In a NITA trial practice course many years ago, I learned that one strategizes the order of witnesses in a trial just as one strategizes the order of arguments in a brief. As a young associate in a large firm, I had never formulated trial strategy or, for that matter, any strategy outside the library. I had written briefs.

In the trial practice course, I learned that the touchstone for sequencing witnesses is the likely impact on the jury, considering their prejudices and preconceptions, their attention spans and their powers of retention. I learned that a trial attorney wrestles with questions such as, “Should I begin with a strong witness to create a good impression early, or should I save my best for last? Will the jury forget my first witness by the time I get to the last? Should I present Witness A first to validate Witness B, even though Witness B is more important?”

This content has been archived. It is available through our partners, LexisNexis® and Bloomberg Law.

To view this content, please continue to their sites.

Not a Lexis Subscriber?
Subscribe Now

Not a Bloomberg Law Subscriber?
Subscribe Now

Why am I seeing this?

LexisNexis® and Bloomberg Law are third party online distributors of the broad collection of current and archived versions of ALM's legal news publications. LexisNexis® and Bloomberg Law customers are able to access and use ALM's content, including content from the National Law Journal, The American Lawyer, Legaltech News, The New York Law Journal, and Corporate Counsel, as well as other sources of legal information.

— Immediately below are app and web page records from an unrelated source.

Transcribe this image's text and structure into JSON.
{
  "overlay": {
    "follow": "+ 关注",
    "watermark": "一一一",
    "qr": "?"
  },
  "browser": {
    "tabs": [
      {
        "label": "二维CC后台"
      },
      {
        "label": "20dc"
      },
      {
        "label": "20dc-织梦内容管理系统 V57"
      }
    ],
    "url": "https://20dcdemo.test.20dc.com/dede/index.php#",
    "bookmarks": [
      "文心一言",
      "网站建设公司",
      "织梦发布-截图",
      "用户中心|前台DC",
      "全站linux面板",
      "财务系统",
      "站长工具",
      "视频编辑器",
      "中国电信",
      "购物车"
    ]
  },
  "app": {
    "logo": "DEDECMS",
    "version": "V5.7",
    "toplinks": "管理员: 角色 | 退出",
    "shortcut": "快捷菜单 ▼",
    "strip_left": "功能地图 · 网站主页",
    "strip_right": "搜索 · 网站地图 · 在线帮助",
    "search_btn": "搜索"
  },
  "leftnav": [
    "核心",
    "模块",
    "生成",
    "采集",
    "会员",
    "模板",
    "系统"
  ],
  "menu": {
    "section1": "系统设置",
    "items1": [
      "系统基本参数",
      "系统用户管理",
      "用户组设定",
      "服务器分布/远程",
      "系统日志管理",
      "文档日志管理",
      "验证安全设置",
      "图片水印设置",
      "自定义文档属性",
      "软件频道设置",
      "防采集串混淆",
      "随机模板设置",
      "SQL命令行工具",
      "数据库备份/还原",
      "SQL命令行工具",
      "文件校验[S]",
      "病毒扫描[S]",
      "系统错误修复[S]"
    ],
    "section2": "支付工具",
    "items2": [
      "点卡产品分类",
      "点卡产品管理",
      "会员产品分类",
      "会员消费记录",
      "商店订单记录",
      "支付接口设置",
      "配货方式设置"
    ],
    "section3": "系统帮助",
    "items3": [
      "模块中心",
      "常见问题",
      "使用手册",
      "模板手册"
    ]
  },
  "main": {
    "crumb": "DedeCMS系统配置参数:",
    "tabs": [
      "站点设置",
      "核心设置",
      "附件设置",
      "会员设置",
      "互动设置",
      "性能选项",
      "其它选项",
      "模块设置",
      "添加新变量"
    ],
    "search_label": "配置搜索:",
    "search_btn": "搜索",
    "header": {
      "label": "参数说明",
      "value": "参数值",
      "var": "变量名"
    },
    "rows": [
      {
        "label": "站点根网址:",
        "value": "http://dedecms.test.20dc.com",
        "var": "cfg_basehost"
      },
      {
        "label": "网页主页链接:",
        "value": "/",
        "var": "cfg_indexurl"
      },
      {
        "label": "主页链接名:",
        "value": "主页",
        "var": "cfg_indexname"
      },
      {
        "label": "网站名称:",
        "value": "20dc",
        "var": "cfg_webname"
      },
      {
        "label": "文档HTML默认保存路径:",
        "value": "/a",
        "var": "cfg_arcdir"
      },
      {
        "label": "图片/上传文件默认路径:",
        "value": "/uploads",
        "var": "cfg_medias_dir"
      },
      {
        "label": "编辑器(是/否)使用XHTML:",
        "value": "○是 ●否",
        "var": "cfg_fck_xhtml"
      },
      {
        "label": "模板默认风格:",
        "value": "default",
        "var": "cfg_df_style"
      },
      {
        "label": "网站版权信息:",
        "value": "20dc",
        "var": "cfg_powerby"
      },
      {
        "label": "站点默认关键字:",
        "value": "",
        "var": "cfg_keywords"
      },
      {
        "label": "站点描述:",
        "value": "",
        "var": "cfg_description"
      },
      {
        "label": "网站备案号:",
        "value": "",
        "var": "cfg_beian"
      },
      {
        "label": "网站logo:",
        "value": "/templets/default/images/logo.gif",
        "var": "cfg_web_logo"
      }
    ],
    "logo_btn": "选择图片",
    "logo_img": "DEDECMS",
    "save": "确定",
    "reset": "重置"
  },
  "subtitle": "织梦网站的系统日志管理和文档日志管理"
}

For questions call 1-877-256-2472 or contact us at [email protected]